# Work to complete
Check each line of the entries for "true" and report the ones that have it.

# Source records
- - - - - - -

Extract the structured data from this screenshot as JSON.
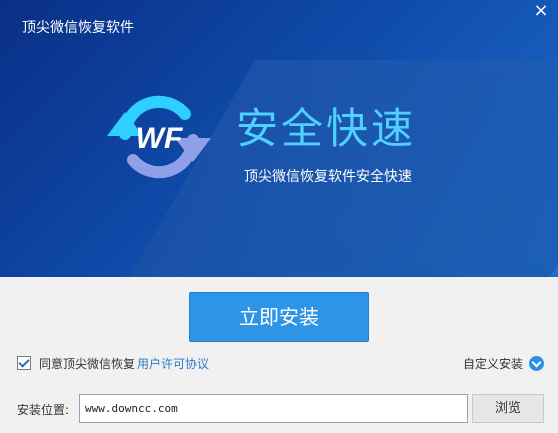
{
  "window": {
    "title": "顶尖微信恢复软件",
    "close_symbol": "×"
  },
  "banner": {
    "logo_text": "WF",
    "slogan": "安全快速",
    "subslogan": "顶尖微信恢复软件安全快速"
  },
  "install_button": {
    "label": "立即安装"
  },
  "agreement": {
    "checked": true,
    "text": "同意顶尖微信恢复",
    "link_label": "用户许可协议"
  },
  "custom_install": {
    "label": "自定义安装"
  },
  "install_path": {
    "label": "安装位置:",
    "value": "www.downcc.com"
  },
  "browse_button": {
    "label": "浏览"
  },
  "colors": {
    "banner_dark": "#0a2f86",
    "banner_light": "#1e6ccc",
    "accent": "#2d94e6",
    "slogan": "#4fd0ff",
    "link": "#2b79c9"
  },
  "icons": [
    "wf-sync-logo-icon",
    "close-icon",
    "checkmark-icon",
    "chevron-down-icon"
  ]
}
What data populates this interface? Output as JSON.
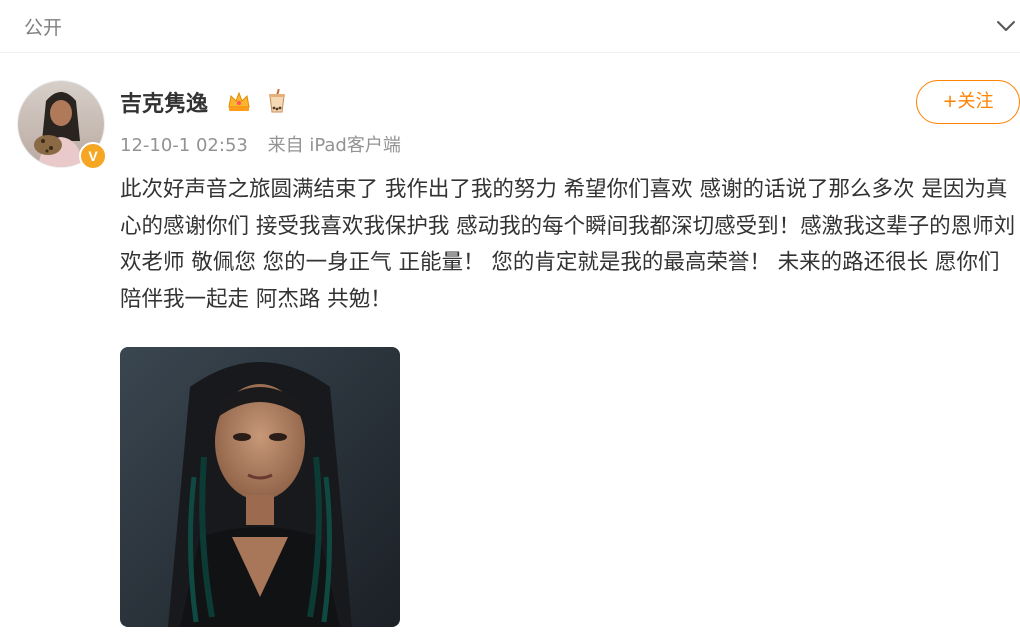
{
  "header": {
    "visibility_label": "公开",
    "collapse_icon": "chevron-down-icon"
  },
  "author": {
    "name": "吉克隽逸",
    "verified_badge": "V",
    "badges": [
      "crown-icon",
      "bubble-tea-icon"
    ]
  },
  "post": {
    "timestamp": "12-10-1 02:53",
    "source": "来自 iPad客户端",
    "text": "此次好声音之旅圆满结束了 我作出了我的努力 希望你们喜欢 感谢的话说了那么多次 是因为真心的感谢你们 接受我喜欢我保护我 感动我的每个瞬间我都深切感受到！感激我这辈子的恩师刘欢老师 敬佩您 您的一身正气 正能量！ 您的肯定就是我的最高荣誉！ 未来的路还很长 愿你们陪伴我一起走 阿杰路 共勉！"
  },
  "actions": {
    "follow_label": "+关注"
  },
  "colors": {
    "accent": "#ff8200",
    "meta_text": "#939393",
    "body_text": "#333333",
    "badge_orange": "#f5a623"
  }
}
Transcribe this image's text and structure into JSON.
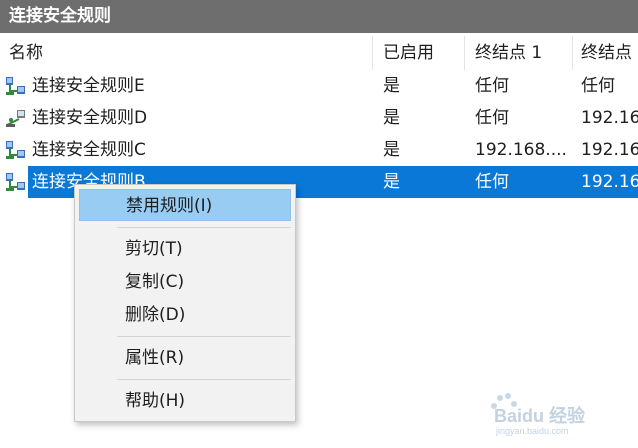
{
  "window": {
    "title": "连接安全规则"
  },
  "columns": {
    "name": "名称",
    "enabled": "已启用",
    "endpoint1": "终结点 1",
    "endpoint2": "终结点"
  },
  "rows": [
    {
      "name": "连接安全规则E",
      "enabled": "是",
      "endpoint1": "任何",
      "endpoint2": "任何",
      "icon": "rule-network-icon"
    },
    {
      "name": "连接安全规则D",
      "enabled": "是",
      "endpoint1": "任何",
      "endpoint2": "192.16",
      "icon": "rule-disabled-network-icon"
    },
    {
      "name": "连接安全规则C",
      "enabled": "是",
      "endpoint1": "192.168....",
      "endpoint2": "192.16",
      "icon": "rule-network-icon"
    },
    {
      "name": "连接安全规则B",
      "enabled": "是",
      "endpoint1": "任何",
      "endpoint2": "192.16",
      "icon": "rule-network-icon",
      "selected": true
    }
  ],
  "context_menu": {
    "items": [
      {
        "label": "禁用规则(I)"
      },
      {
        "label": "剪切(T)"
      },
      {
        "label": "复制(C)"
      },
      {
        "label": "删除(D)"
      },
      {
        "label": "属性(R)"
      },
      {
        "label": "帮助(H)"
      }
    ]
  },
  "colors": {
    "selection": "#0a78d7",
    "menu_hover": "#99ccf3",
    "titlebar": "#6e6e6e"
  },
  "watermark": {
    "brand": "Baidu 经验",
    "url": "jingyan.baidu.com"
  }
}
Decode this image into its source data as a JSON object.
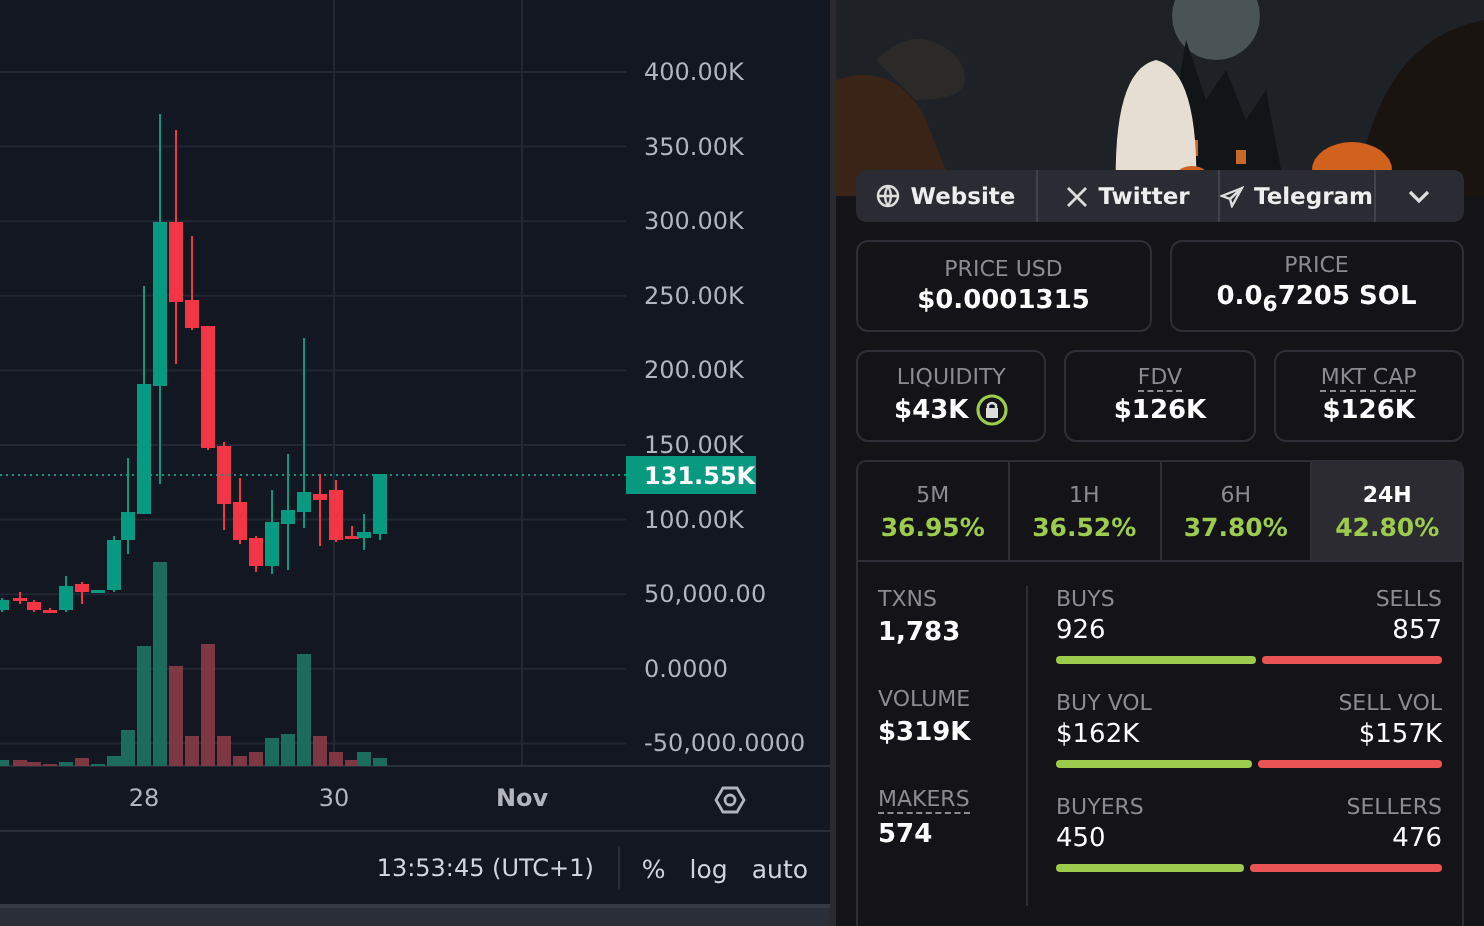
{
  "chart": {
    "price_axis": [
      "400.00K",
      "350.00K",
      "300.00K",
      "250.00K",
      "200.00K",
      "150.00K",
      "100.00K",
      "50,000.00",
      "0.0000",
      "-50,000.0000"
    ],
    "last_price": "131.55K",
    "time_axis": [
      "28",
      "30",
      "Nov"
    ],
    "clock": "13:53:45 (UTC+1)",
    "scale_buttons": [
      "%",
      "log",
      "auto"
    ]
  },
  "links": [
    {
      "label": "Website",
      "kind": "website"
    },
    {
      "label": "Twitter",
      "kind": "twitter"
    },
    {
      "label": "Telegram",
      "kind": "telegram"
    }
  ],
  "price_cards": [
    {
      "label": "PRICE USD",
      "value": "$0.0001315"
    },
    {
      "label": "PRICE",
      "value": "0.0$_{6}$7205 SOL"
    }
  ],
  "metric_cards": [
    {
      "label": "LIQUIDITY",
      "value": "$43K",
      "locked": true,
      "underlined": false
    },
    {
      "label": "FDV",
      "value": "$126K",
      "locked": false,
      "underlined": true
    },
    {
      "label": "MKT CAP",
      "value": "$126K",
      "locked": false,
      "underlined": true
    }
  ],
  "timeframes": [
    {
      "label": "5M",
      "change": "36.95%",
      "selected": false
    },
    {
      "label": "1H",
      "change": "36.52%",
      "selected": false
    },
    {
      "label": "6H",
      "change": "37.80%",
      "selected": false
    },
    {
      "label": "24H",
      "change": "42.80%",
      "selected": true
    }
  ],
  "stats": [
    {
      "label": "TXNS",
      "value": "1,783",
      "underlined": false,
      "left_label": "BUYS",
      "left_value": "926",
      "right_label": "SELLS",
      "right_value": "857",
      "level": 0.52
    },
    {
      "label": "VOLUME",
      "value": "$319K",
      "underlined": false,
      "left_label": "BUY VOL",
      "left_value": "$162K",
      "right_label": "SELL VOL",
      "right_value": "$157K",
      "level": 0.51
    },
    {
      "label": "MAKERS",
      "value": "574",
      "underlined": true,
      "left_label": "BUYERS",
      "left_value": "450",
      "right_label": "SELLERS",
      "right_value": "476",
      "level": 0.486
    }
  ]
}
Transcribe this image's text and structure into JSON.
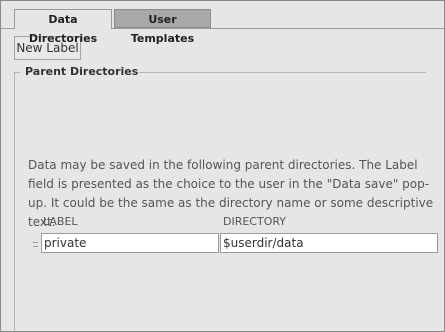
{
  "tabs": [
    {
      "label": "Data Directories",
      "active": true
    },
    {
      "label": "User Templates",
      "active": false
    }
  ],
  "toolbar": {
    "new_label_button": "New Label"
  },
  "group": {
    "title": "Parent Directories"
  },
  "description": "Data may be saved in the following parent directories. The Label field is presented as the choice to the user in the \"Data save\" pop-up. It could be the same as the directory name or some descriptive text.",
  "table": {
    "columns": {
      "label": "LABEL",
      "directory": "DIRECTORY"
    },
    "rows": [
      {
        "label": "private",
        "directory": "$userdir/data"
      }
    ]
  }
}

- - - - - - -

# Completed task
    "checked": true,
      "selected": true
      "locked": true,
      "underlined": true
      "underlined": true
      "selected": true
      "underlined": true,
      "active": true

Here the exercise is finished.